It seems the election battle already began in the Mongolian social media. Tweets and posts about educational levels of three candidates were the first theme, but didn’t travel well. Then, the classic technique of alleging candidate’s ethnic links, especially to Chinese-origin, has triggerred heated responses and most likely continue for this election. A few days ago, the MPP-dominated parliament endorsed Prime Minister’s decision to remove the Minister for Education, Culture, and Science for several mistakes. Was it a tactic of either the MPP or Prime Minister Erdenebat to demonstrate their ability and desire to hold their members accountable? Then, the Democratic Party organized an open hearing about the leaked MPP conversation on appraising senior and mid-level posts – which is, indeed, an important topic to scrutinize in order to move away from the patronage politics.
For sure, the game already started, players are ready, referees (GEC and judiciary) are not changed since last elections, and observers (e.g., OSCE and CSOs) are in place. Probably, this election will not shake the overall political landscape, but it will shape the power dynamics within two major political parties and decide the fate of the third party.
The Mongolian People’s Party (MPP) is in most advanteous position at a moment. It constitutes a supreme majority in the parliament, runs the government (i.e., a single-party government), and controls all provincial governors and citizens’ councils, except Zavkhan province. Also, the MPP regained its control over the capital city and its districts. Basically, the MPP is in charge of the legislature and government (central and local). The parliament has conducted a number of major fact-finding investigations, including the Chinggis Bond spending, Erdenet copper factory, and the Bank of Mongolia. All served to disclose facts related inefficient and unaccountable cabinets of the Democratic Party dominated legislature and government. The MPP is well-organized, disciplined, and united behind its presidential candidate. But, Enkhbold’s departure will definitely trigger the power struggle among two major factions: Prime Minister Erdenebat, who has backing of Enkhbold versus Deputy Premier Khurelsukh, who gains the popularity among young members. The current setting is quite similar to 2001, when the MPP had control the legislature, cabinet, and local governance. If Enkhbold loses, he will be still in charge of the MPP politics, but needs to manage the imminent power struggle.

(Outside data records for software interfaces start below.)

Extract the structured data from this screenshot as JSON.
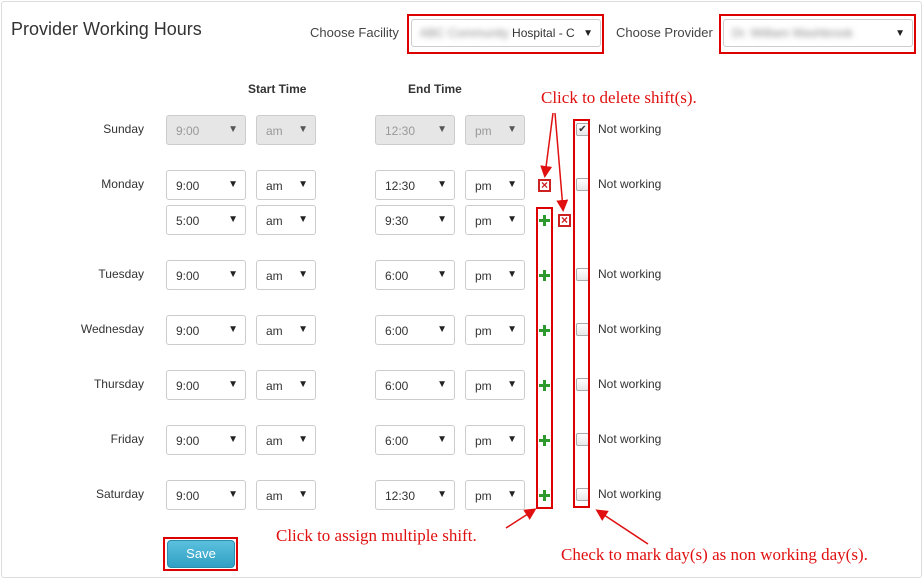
{
  "page_title": "Provider Working Hours",
  "facility": {
    "label": "Choose Facility",
    "value_blurred": "ABC Community",
    "value": "Hospital - C"
  },
  "provider": {
    "label": "Choose Provider",
    "value_blurred": "Dr. William Washbrook"
  },
  "columns": {
    "start": "Start Time",
    "end": "End Time"
  },
  "not_working_label": "Not working",
  "days": [
    {
      "name": "Sunday",
      "start": "9:00",
      "start_ampm": "am",
      "end": "12:30",
      "end_ampm": "pm",
      "not_working": true
    },
    {
      "name": "Monday",
      "start": "9:00",
      "start_ampm": "am",
      "end": "12:30",
      "end_ampm": "pm",
      "not_working": false
    },
    {
      "name": "",
      "start": "5:00",
      "start_ampm": "am",
      "end": "9:30",
      "end_ampm": "pm"
    },
    {
      "name": "Tuesday",
      "start": "9:00",
      "start_ampm": "am",
      "end": "6:00",
      "end_ampm": "pm",
      "not_working": false
    },
    {
      "name": "Wednesday",
      "start": "9:00",
      "start_ampm": "am",
      "end": "6:00",
      "end_ampm": "pm",
      "not_working": false
    },
    {
      "name": "Thursday",
      "start": "9:00",
      "start_ampm": "am",
      "end": "6:00",
      "end_ampm": "pm",
      "not_working": false
    },
    {
      "name": "Friday",
      "start": "9:00",
      "start_ampm": "am",
      "end": "6:00",
      "end_ampm": "pm",
      "not_working": false
    },
    {
      "name": "Saturday",
      "start": "9:00",
      "start_ampm": "am",
      "end": "12:30",
      "end_ampm": "pm",
      "not_working": false
    }
  ],
  "notes": {
    "delete": "Click to delete shift(s).",
    "assign": "Click to assign multiple shift.",
    "check": "Check to mark day(s) as non working day(s)."
  },
  "save_label": "Save",
  "colors": {
    "annotation": "#e01010",
    "add": "#2e9a2e",
    "save": "#5bc0de"
  }
}
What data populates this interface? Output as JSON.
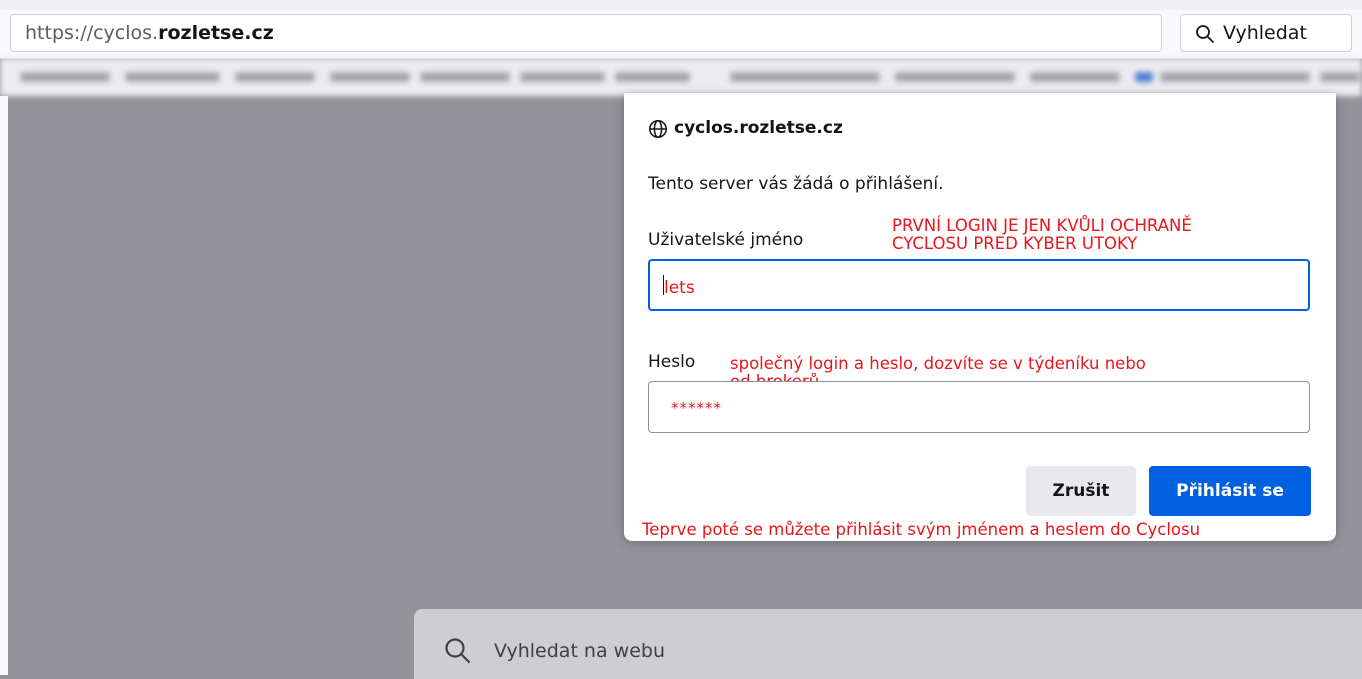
{
  "browser": {
    "url_prefix": "https://cyclos.",
    "url_domain": "rozletse.cz",
    "search_placeholder": "Vyhledat"
  },
  "auth_dialog": {
    "site": "cyclos.rozletse.cz",
    "message": "Tento server vás žádá o přihlášení.",
    "username_label": "Uživatelské jméno",
    "username_value": "lets",
    "password_label": "Heslo",
    "password_value": "******",
    "cancel_label": "Zrušit",
    "submit_label": "Přihlásit se"
  },
  "annotations": {
    "username_note_line1": "PRVNÍ LOGIN JE JEN KVŮLI OCHRANĚ",
    "username_note_line2": "CYCLOSU PŘED KYBER ÚTOKY",
    "password_note_line1": "společný login a heslo, dozvíte se v týdeníku nebo",
    "password_note_line2": "od brokerů",
    "bottom_note": "Teprve poté se můžete přihlásit svým jménem a heslem do Cyclosu"
  },
  "newtab": {
    "search_placeholder": "Vyhledat na webu"
  },
  "icons": {
    "globe": "globe-icon",
    "search": "search-icon"
  },
  "colors": {
    "accent": "#0061e0",
    "annotation": "#e8161a",
    "overlay": "#939399"
  }
}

The Democratic Party (DP) is in difficult situation. Its popular leaders and influential members are divided, some (e.g., Bat-Uul, Amarjargal, Temuujin, Baabar) openly expressed their discontent to current party leadership, procedures for selecting the candidate, and even the candidate himself. The party has limited access to the state resources, lost its ideological orientations, and most importantly, lacks unity among key factions. At the same time, although the party’s one of the key leaders holds the presidency, he needs remain politically neutral under the constitutional mandate. This means, Shonkhor faction (Erdene, party chairman, and Z. Enkhbold, former speaker) and Mongolian Democratic Union (i.e., faction) need to shoulder all responsibility to support its candidate. It would be quite costly elections for the DP candidate. At the moment, many members of the DP would like to see how things will go with this election. Aftermath of the election, the power dynamics of the DP will be shaped to compete in the 2020 parliamentary elections. This will be time for many members and supporters to make tough, uncertain choices.
The Mongolian People’s Revolutionary Party (MPRP) is the only surviving third party. Its power base is in decline since it lost many of its key members and local branches. Enkhbayar’s re-entry into the politics have been clearly constrained (mostly by legal mechanisms). Because of disagreements over the party’s presidential candidate, relationship among MP Baasankhuu, Chairman Enkhbayar, and candidate Ganbaatar appears to be quite conflictual. Given the past records of third party candidates in the presidential elections, the likelihood of gaining above 14 percent is unlikely. But, no one will surprise if Ganbaatar will score higher, but that would be dangerous to the DP candidate and causes the second run between two main parties. Neverthlesss, the MPRP’s leverage over the domestic politics will decline until the 2020 parliamentary elections.
Finally, the Constitutional Referendum would be the most interesting aspect of this election since none, except the MPP-dominated parliament, would tell how this would be done. Would it be used to increase the voter turnout? Even though voters don’t like all three candidates, for instance, many could be interested in participating in the first-ever constitutional referendum voting. Or, would it be used as a safey valve (or a hidden card) for the MPP parliament to reduce the power and authority of the new president if the MPP loses in the election? This makes the politics very interesting and fresh. Let’s wait and see.